FOR IMMEDIATE RELEASE
Pennsylvania Researcher Receives $240,000 for Parkinson’s Research
Funded by American Brain Foundation and Parkinson’s Disease Foundation
PHILADELPHIA – A Pennsylvania researcher will receive $240,000 to continue her research into Parkinson’s disease—a common neurodegenerative disorder with no known cure or treatment to slow its progression—through the Clinician-Scientist Development Three-Year Award in Parkinson’s Disease funded by the American Brain Foundation and the Parkinson’s Disease Foundation. The award was presented in Philadelphia during the American Academy of Neurology’s 66th Annual Meeting, the world’s largest meeting of neurologists. Amber D. Van Laar, MD, a fellow in the Comprehensive Movement Disorders Clinic at the University of Pittsburgh Medical Center, received this award for her investigation into gene therapy for Parkinson’s disease.

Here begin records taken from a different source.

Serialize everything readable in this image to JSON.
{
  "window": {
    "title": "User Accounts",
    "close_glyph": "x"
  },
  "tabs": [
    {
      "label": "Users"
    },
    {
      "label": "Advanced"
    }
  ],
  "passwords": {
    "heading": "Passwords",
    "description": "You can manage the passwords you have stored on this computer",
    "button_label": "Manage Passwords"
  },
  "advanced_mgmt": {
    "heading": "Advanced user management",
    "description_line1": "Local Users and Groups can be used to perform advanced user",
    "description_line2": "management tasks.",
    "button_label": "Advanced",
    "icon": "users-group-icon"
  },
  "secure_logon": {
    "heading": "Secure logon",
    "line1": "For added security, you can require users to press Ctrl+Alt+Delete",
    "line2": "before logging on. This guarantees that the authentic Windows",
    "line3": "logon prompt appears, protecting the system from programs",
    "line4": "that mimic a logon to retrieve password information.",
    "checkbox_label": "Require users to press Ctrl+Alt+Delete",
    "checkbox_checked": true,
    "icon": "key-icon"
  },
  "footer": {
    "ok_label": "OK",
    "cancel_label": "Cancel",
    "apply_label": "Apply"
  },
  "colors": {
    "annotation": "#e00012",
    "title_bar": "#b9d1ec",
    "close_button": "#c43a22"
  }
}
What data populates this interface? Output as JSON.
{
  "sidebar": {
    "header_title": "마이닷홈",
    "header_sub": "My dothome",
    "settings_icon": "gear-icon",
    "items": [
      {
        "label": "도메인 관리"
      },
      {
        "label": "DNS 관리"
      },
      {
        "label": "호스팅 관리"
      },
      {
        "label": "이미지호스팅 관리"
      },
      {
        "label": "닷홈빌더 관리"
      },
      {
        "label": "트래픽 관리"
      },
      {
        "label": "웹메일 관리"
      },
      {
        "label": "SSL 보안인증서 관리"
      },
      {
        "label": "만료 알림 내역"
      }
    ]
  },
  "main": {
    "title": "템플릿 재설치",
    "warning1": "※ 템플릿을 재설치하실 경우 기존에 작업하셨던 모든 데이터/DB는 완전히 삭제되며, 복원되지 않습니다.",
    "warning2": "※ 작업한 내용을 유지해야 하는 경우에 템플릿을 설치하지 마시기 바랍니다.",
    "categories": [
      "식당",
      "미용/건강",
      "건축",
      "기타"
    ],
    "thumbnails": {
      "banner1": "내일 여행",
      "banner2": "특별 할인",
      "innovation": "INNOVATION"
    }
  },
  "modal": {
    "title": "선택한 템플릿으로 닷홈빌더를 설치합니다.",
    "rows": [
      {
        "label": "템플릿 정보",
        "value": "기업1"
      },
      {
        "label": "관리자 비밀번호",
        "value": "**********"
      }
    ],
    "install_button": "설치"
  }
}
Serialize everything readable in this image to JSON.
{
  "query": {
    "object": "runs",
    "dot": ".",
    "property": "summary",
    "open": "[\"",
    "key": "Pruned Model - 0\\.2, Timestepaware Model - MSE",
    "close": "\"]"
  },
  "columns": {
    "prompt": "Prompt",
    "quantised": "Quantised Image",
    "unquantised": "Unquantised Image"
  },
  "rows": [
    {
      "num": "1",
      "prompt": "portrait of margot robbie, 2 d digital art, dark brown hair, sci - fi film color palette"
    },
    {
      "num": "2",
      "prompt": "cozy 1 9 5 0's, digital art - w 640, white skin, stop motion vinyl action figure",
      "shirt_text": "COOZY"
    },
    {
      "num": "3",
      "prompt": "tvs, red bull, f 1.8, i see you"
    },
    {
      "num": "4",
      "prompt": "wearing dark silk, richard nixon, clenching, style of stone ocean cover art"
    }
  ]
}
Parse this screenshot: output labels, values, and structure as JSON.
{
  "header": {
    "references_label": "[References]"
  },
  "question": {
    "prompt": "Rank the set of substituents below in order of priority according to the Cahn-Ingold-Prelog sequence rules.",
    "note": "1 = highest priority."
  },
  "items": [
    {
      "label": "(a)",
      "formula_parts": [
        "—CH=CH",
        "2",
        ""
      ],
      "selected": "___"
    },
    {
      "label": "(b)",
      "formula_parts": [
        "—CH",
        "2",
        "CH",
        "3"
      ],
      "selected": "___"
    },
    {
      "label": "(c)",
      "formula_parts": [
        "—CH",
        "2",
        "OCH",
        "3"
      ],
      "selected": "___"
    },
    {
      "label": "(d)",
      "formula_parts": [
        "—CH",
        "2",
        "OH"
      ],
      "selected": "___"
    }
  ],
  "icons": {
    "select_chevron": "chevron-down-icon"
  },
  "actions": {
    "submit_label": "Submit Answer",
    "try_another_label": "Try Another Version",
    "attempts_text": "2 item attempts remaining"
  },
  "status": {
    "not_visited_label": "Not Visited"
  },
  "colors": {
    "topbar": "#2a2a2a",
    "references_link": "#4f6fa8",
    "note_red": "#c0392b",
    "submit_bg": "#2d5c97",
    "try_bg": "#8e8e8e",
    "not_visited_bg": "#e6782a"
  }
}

Current therapies are aimed at alleviating the symptoms of late stages of Parkinson’s disease, which can include significant disability, a heavy burden on caregivers and increased mortality. “While these treatments can provide benefit to daily activities, they do not slow or halt the inevitable loss of neurons that die in Parkinson’s disease,” said Van Laar. “In spite of intensive research, neurologists currently have little to offer in regards to delaying the progression of Parkinson’s disease. Thus, there remains a critical need for therapies to slow or stop neuronal degeneration in Parkinson’s disease.” Van Laar’s research focuses on determining whether increasing the PARK2 gene, which controls a protein called parkin, can protect neurons from damage. “Ultimately, these findings could lead to a novel therapy for Parkinson’s disease that would slow the disease course and provide a more effective treatment for this debilitating disorder,” Van Laar said. The three-year award will consist of an annual salary of $75,000 plus $5,000 per year in educational expenses. Clinical research is the fundamental transition stage between discovery and treatment. Clinical research provides the scientific basis for all forms of care, addresses patient and caregiver needs and is the backbone for drug development and cost-effectiveness studies needed to improve lives. Fellowships provide recipients with up to three years of “protected time,” with salary that allows them to continue important research projects. "In the search for the cure for Parkinson’s disease, a critical component is highly-trained physician-scientists who can bring their expertise to the search for new treatments,” said James Beck, PhD, Vice President of Scientific Affairs for the Parkinson’s Disease Foundation. “The Parkinson’s Disease Foundation is proud to support Dr. Van Laar’s work in partnership with the American Brain Foundation, an organization which shares our goal of ensuring there remains a steady supply of brilliant young scientists who can dedicate themselves to creating a world without Parkinson's disease." The award is sponsored by the American Brain Foundation and the Parkinson’s Disease Foundation. April is Parkinson’s Awareness Month. Learn more about Parkinson’s disease at https://patients.aan.com. About the American Brain Foundation: The American Brain Foundation supports crucial research and education to discover causes, improved treatments, and cures for the brain and other nervous system diseases. One in six people is affected by brain diseases such as Alzheimer’s disease, traumatic brain injury, stroke, Parkinson’s disease, multiple sclerosis, autism, and epilepsy. For more information about the American Brain Foundation and how you can support research, visit http://www.AmericanBrainFoundation.org or visit us on Facebook, Twitter, Google+, and YouTube.
About the Parkinson’s Disease Foundation: The Parkinson's Disease Foundation® (PDF®) is a leading national presence in Parkinson's disease research, education and public advocacy. PDF is working for the nearly one million people in the US who live with Parkinson's disease by funding promising scientific research while supporting people living with Parkinson's through educational programs and services. Since its founding in 1957, PDF has dedicated over $100 million to fund the work of leading scientists throughout the world and over $42 million to support national education and advocacy programs.